──────── Provided data ────────

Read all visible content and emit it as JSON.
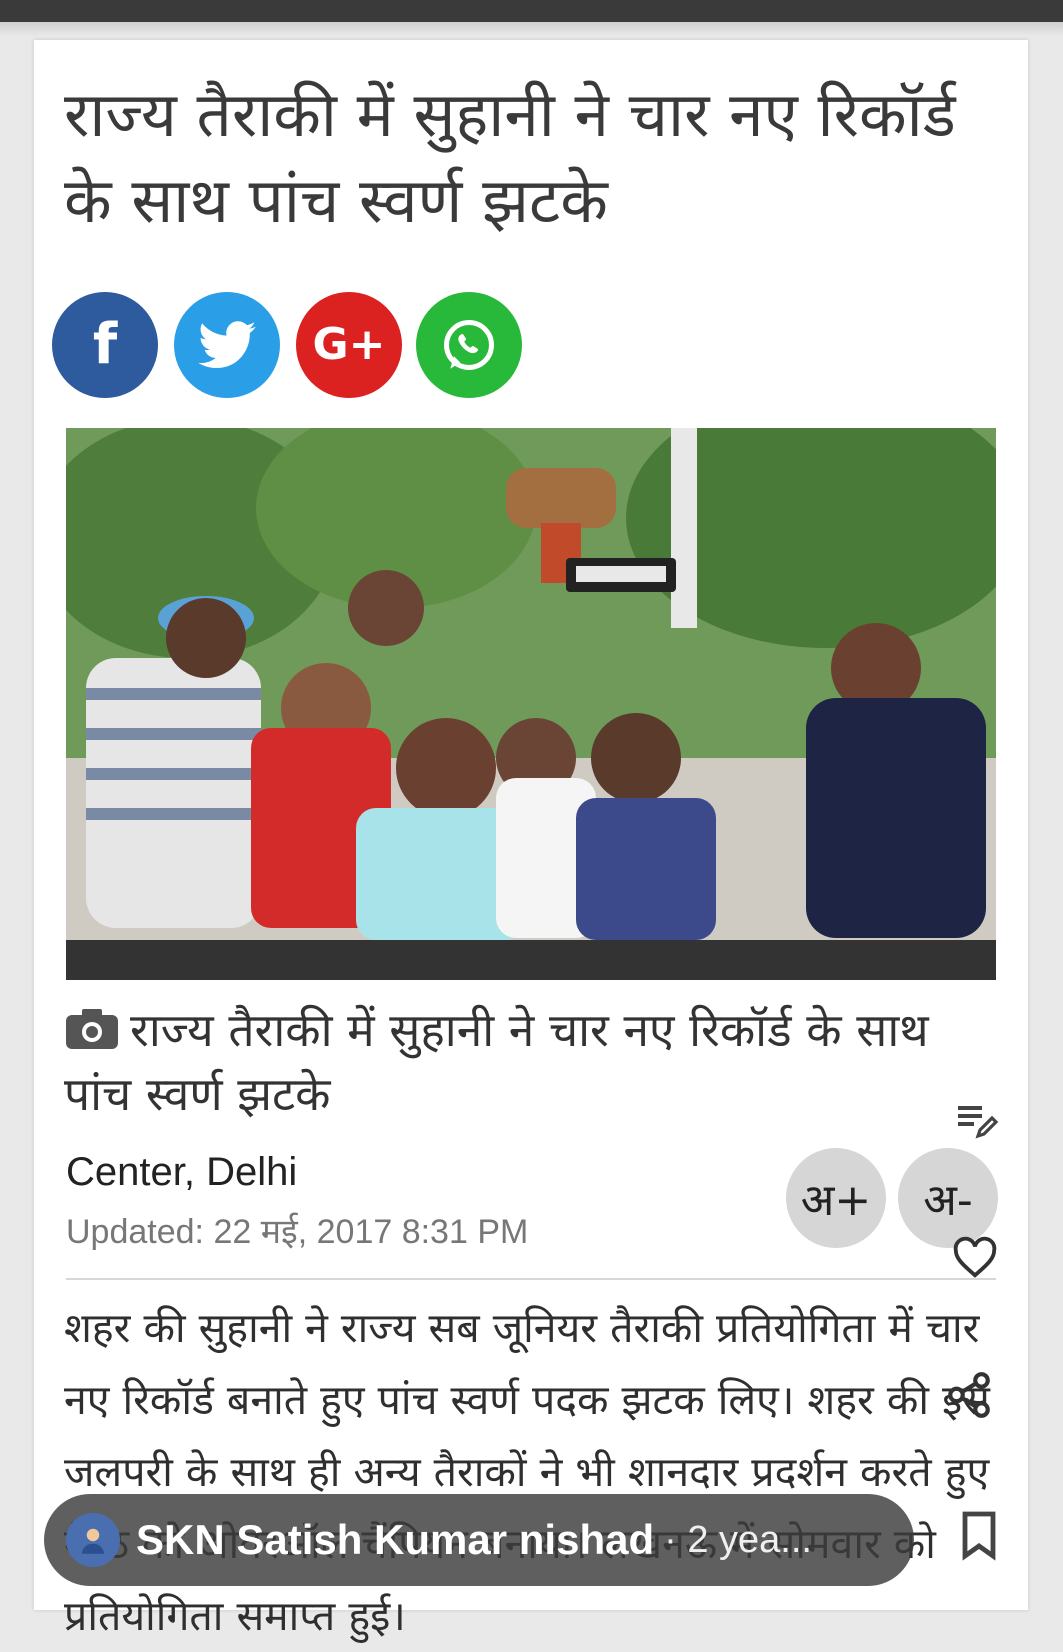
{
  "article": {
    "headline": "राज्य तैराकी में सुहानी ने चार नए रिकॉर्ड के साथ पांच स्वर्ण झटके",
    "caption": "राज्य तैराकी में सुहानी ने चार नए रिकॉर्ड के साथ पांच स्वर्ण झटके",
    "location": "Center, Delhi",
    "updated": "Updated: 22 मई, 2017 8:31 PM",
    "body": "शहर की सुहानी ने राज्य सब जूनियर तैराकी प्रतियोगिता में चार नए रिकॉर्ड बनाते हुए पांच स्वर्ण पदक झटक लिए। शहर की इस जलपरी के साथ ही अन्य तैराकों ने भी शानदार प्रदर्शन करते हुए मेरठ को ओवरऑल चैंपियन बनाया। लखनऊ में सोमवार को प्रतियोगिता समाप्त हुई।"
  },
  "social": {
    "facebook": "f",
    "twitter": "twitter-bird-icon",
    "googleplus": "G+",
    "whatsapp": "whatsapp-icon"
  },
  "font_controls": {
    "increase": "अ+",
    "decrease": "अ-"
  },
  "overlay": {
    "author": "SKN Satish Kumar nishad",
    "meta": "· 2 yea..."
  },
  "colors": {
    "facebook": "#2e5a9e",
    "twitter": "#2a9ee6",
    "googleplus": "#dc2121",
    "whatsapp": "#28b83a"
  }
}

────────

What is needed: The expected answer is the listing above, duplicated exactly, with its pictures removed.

Output below:
Read all visible content and emit it as JSON.
{
  "article": {
    "headline": "राज्य तैराकी में सुहानी ने चार नए रिकॉर्ड के साथ पांच स्वर्ण झटके",
    "caption": "राज्य तैराकी में सुहानी ने चार नए रिकॉर्ड के साथ पांच स्वर्ण झटके",
    "location": "Center, Delhi",
    "updated": "Updated: 22 मई, 2017 8:31 PM",
    "body": "शहर की सुहानी ने राज्य सब जूनियर तैराकी प्रतियोगिता में चार नए रिकॉर्ड बनाते हुए पांच स्वर्ण पदक झटक लिए। शहर की इस जलपरी के साथ ही अन्य तैराकों ने भी शानदार प्रदर्शन करते हुए मेरठ को ओवरऑल चैंपियन बनाया। लखनऊ में सोमवार को प्रतियोगिता समाप्त हुई।"
  },
  "social": {
    "facebook": "f",
    "twitter": "twitter-bird-icon",
    "googleplus": "G+",
    "whatsapp": "whatsapp-icon"
  },
  "font_controls": {
    "increase": "अ+",
    "decrease": "अ-"
  },
  "overlay": {
    "author": "SKN Satish Kumar nishad",
    "meta": "· 2 yea..."
  },
  "colors": {
    "facebook": "#2e5a9e",
    "twitter": "#2a9ee6",
    "googleplus": "#dc2121",
    "whatsapp": "#28b83a"
  }
}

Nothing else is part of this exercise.